Fuji fixes sights on top-end snapper
Rating: 4 stars
Could you live with a camera that only has one focal length? If so, which one? Many famous photographers (Henri Cartier-Bresson, Annie Leibowitz, Dorothea Lange) appear to gravitate toward a 'classic' 35mm view. And this is what Fuji's 16-megapixel Finepix X100T gives you. The zoomless fixed lens is intended to cut out distractions and let you focus more on other elements of your photo. Personally, I find this limitation challenging.
But in two weeks' use of this camera, I had no complaints whatsoever with the X100T's photo quality. I got nothing but top-drawer results: beautiful images that came from fast focusing, superb colour treatment and an excellent F2 lens. The quality isn't hurt by the camera's nice, big sensor. Despite being a lot smaller than a DSLR camera (although a little too big to pocket), the X100T packs an APS-C sensor under the hood.
Its viewfinder is fantastic too, while the selection of shortcut buttons - including a nicely placed 'Q' button - makes it fast to switch settings when needed. The camera also has good, simple video controls, with full HD (from 24 frames to 60 frames-per-second) as the standard setting. And there's a small, handy built-in flash with an additional hot shoe camera mount for bigger external flashes. The X100T keeps the retro styling of its predecessors, a popular aesthetic look in cameras right now.
For beginners considering the X100T, a word of caution. Everything about this camera encourages you to manually set your shutter speeds, aperture, ISO and other variables. An automatic mode is there, but if that's what you're likely to default to, this is not the camera for you.
The only complaint I have about it is that it is not especially ergonomic to use. Principally, there's no natural placing for one's thumb, meaning that you sometimes inadvertently hit setting buttons on the back when you don't want to.
Overall, I don't think I could rely on this as my catch-all camera: there are simply too many times when I find a zoom (either out wide for a landscape shot or in close for portraits) useful. But if you want high quality and don't mind the fixed focal length, this is about the best you can get for the price.

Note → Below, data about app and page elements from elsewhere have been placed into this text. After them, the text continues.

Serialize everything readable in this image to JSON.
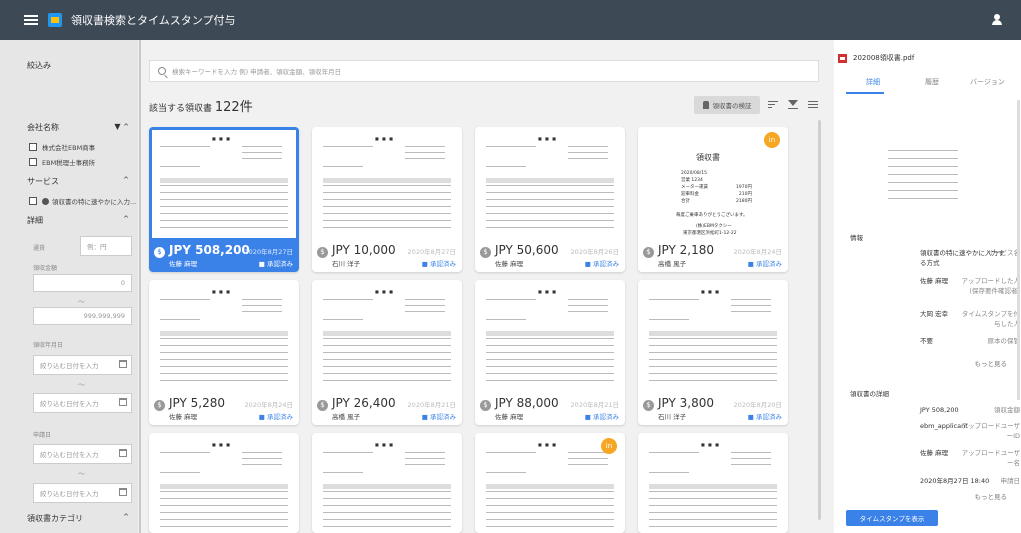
{
  "app": {
    "title": "領収書検索とタイムスタンプ付与"
  },
  "sidebar": {
    "title": "絞込み",
    "company": {
      "label": "会社名称",
      "filter_icon": "▼",
      "chevron": "^",
      "options": [
        "株式会社EBM商事",
        "EBM税理士事務所"
      ]
    },
    "service": {
      "label": "サービス",
      "chevron": "^",
      "options": [
        "領収書の特に速やかに入力..."
      ]
    },
    "detail": {
      "label": "詳細",
      "chevron": "^"
    },
    "currency": {
      "label": "通貨",
      "placeholder": "例：円"
    },
    "amount": {
      "label": "領収金額",
      "min": "0",
      "tilde": "～",
      "max": "999,999,999"
    },
    "receipt_date": {
      "label": "領収年月日",
      "placeholder_from": "絞り込む日付を入力",
      "tilde": "～",
      "placeholder_to": "絞り込む日付を入力"
    },
    "apply_date": {
      "label": "申請日",
      "placeholder_from": "絞り込む日付を入力",
      "tilde": "～",
      "placeholder_to": "絞り込む日付を入力"
    },
    "category": {
      "label": "領収書カテゴリ",
      "chevron": "^"
    }
  },
  "search": {
    "placeholder": "検索キーワードを入力 例) 申請者、領収金額、領収年月日"
  },
  "results": {
    "label": "該当する領収書",
    "count": "122件",
    "verify_label": "領収書の検証"
  },
  "cards": [
    {
      "amount": "JPY 508,200",
      "date": "2020年8月27日",
      "name": "佐藤 麻理",
      "status": "承認済み",
      "selected": true,
      "badge": ""
    },
    {
      "amount": "JPY 10,000",
      "date": "2020年8月27日",
      "name": "石川 洋子",
      "status": "承認済み",
      "selected": false,
      "badge": ""
    },
    {
      "amount": "JPY 50,600",
      "date": "2020年8月26日",
      "name": "佐藤 麻理",
      "status": "承認済み",
      "selected": false,
      "badge": ""
    },
    {
      "amount": "JPY 2,180",
      "date": "2020年8月24日",
      "name": "高橋 風子",
      "status": "承認済み",
      "selected": false,
      "badge": "in"
    },
    {
      "amount": "JPY 5,280",
      "date": "2020年8月24日",
      "name": "佐藤 麻理",
      "status": "承認済み",
      "selected": false,
      "badge": ""
    },
    {
      "amount": "JPY 26,400",
      "date": "2020年8月21日",
      "name": "高橋 風子",
      "status": "承認済み",
      "selected": false,
      "badge": ""
    },
    {
      "amount": "JPY 88,000",
      "date": "2020年8月21日",
      "name": "佐藤 麻理",
      "status": "承認済み",
      "selected": false,
      "badge": ""
    },
    {
      "amount": "JPY 3,800",
      "date": "2020年8月20日",
      "name": "石川 洋子",
      "status": "承認済み",
      "selected": false,
      "badge": ""
    },
    {
      "amount": "",
      "date": "",
      "name": "",
      "status": "",
      "selected": false,
      "badge": ""
    },
    {
      "amount": "",
      "date": "",
      "name": "",
      "status": "",
      "selected": false,
      "badge": ""
    },
    {
      "amount": "",
      "date": "",
      "name": "",
      "status": "",
      "selected": false,
      "badge": "in"
    },
    {
      "amount": "",
      "date": "",
      "name": "",
      "status": "",
      "selected": false,
      "badge": ""
    }
  ],
  "receipt_preview": {
    "title": "領収書",
    "rows": [
      "2020/08/15",
      "営業 1234",
      "メーター運賃",
      "迎車料金",
      "合計"
    ],
    "values": [
      "1970円",
      "210円",
      "2180円"
    ],
    "thanks": "毎度ご乗車ありがとうございます。",
    "company": "(株)EBMタクシー",
    "address": "東京都港区浜松町1-12-22"
  },
  "panel": {
    "file": "202008領収書.pdf",
    "tabs": [
      "詳細",
      "履歴",
      "バージョン"
    ],
    "info_title": "情報",
    "info": [
      {
        "k": "サービス名",
        "v": "領収書の特に速やかに入力する方式"
      },
      {
        "k": "アップロードした人(保存要件確認者)",
        "v": "佐藤 麻理"
      },
      {
        "k": "タイムスタンプを付与した人",
        "v": "大岡 宏幸"
      },
      {
        "k": "原本の保管",
        "v": "不要"
      }
    ],
    "more1": "もっと見る",
    "detail_title": "領収書の詳細",
    "detail": [
      {
        "k": "領収金額",
        "v": "JPY 508,200"
      },
      {
        "k": "アップロードユーザーID",
        "v": "ebm_applicant"
      },
      {
        "k": "アップロードユーザー名",
        "v": "佐藤 麻理"
      },
      {
        "k": "申請日",
        "v": "2020年8月27日 18:40"
      }
    ],
    "more2": "もっと見る",
    "timestamp_button": "タイムスタンプを表示"
  }
}
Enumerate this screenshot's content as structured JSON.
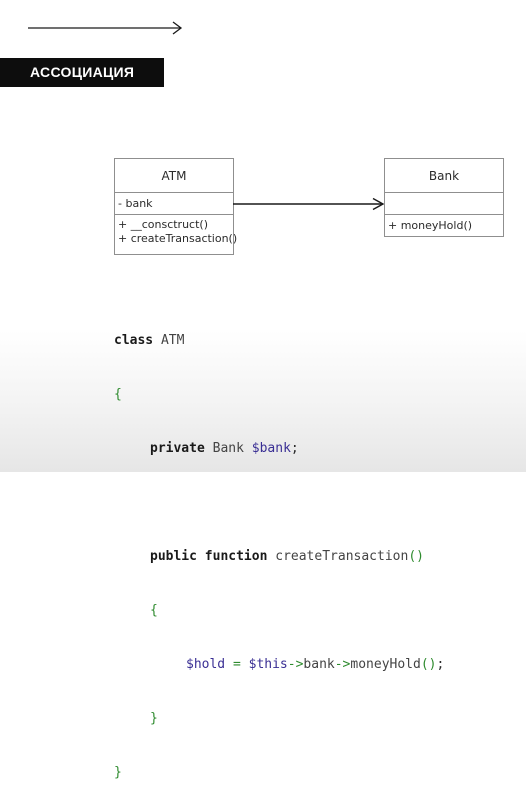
{
  "banner": {
    "title": "АССОЦИАЦИЯ"
  },
  "legend": {
    "icon": "association-arrow-icon"
  },
  "diagram": {
    "atm": {
      "name": "ATM",
      "attributes": [
        "- bank"
      ],
      "operations": [
        "+ __consctruct()",
        "+ createTransaction()"
      ]
    },
    "bank": {
      "name": "Bank",
      "attributes": [],
      "operations": [
        "+ moneyHold()"
      ]
    }
  },
  "code": {
    "class_kw": "class",
    "class_name": "ATM",
    "open_brace": "{",
    "private_kw": "private",
    "prop_type": "Bank",
    "prop_var": "$bank",
    "semicolon": ";",
    "public_kw": "public",
    "function_kw": "function",
    "method_name": "createTransaction",
    "parens": "()",
    "method_open": "{",
    "hold_var": "$hold",
    "assign": " = ",
    "this_var": "$this",
    "arrow1": "->",
    "bank_prop": "bank",
    "arrow2": "->",
    "money_call": "moneyHold",
    "call_parens": "()",
    "end_semicolon": ";",
    "method_close": "}",
    "close_brace": "}"
  },
  "colors": {
    "banner_bg": "#0d0d0d",
    "keyword": "#1a1a1a",
    "variable": "#3a2f94",
    "brace_green": "#2e8b2e"
  }
}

Stress tracker with a cause
Rating: 4 stars
Stress is undoubtedly a part of our lives. But does measuring it do any good? Can it help us to somehow get it under control? That's the premise behind Galvanic's The Pip device, a small keyfob-sized gadget that tells you your stress levels via a phone app.
It works by holding it between your thumb and forefinger. The gold-plated sensors measure the electricity that comes from your fingers and relay that data to a phone app which then shows you how stressed you are.
The principle is not a million miles away from a lie-detector test. By and large, it worked for me: the red stress line rose when I focused on looming deadlines, while the green 'relaxed' zone increased when I thought about something pleasant and recreational. The aim of the gadget, apparently, is to get you to learn how to decommission stress by focusing a little more on other things. Again, this worked.
Even before the electro-dermal measurement, the very act of taking it out and activating it during a stressful period made me focus more on diverting my thoughts to less stressful feelings. Is this a realistic day-to-day proposition? Can one afford to dilute attention away from a stressful task? That's probably a personal decision for individuals. The one limitation of the Pip is that I'm not sure it can tell the difference between stress and excitement. For instance, it told me that my stress levels were sky high after Philippe Coutinho scored a wonder goal for Liverpool against Stoke two weekends ago. But that would more truthfully have been interpreted as celebration: I certainly wasn't stressed about it.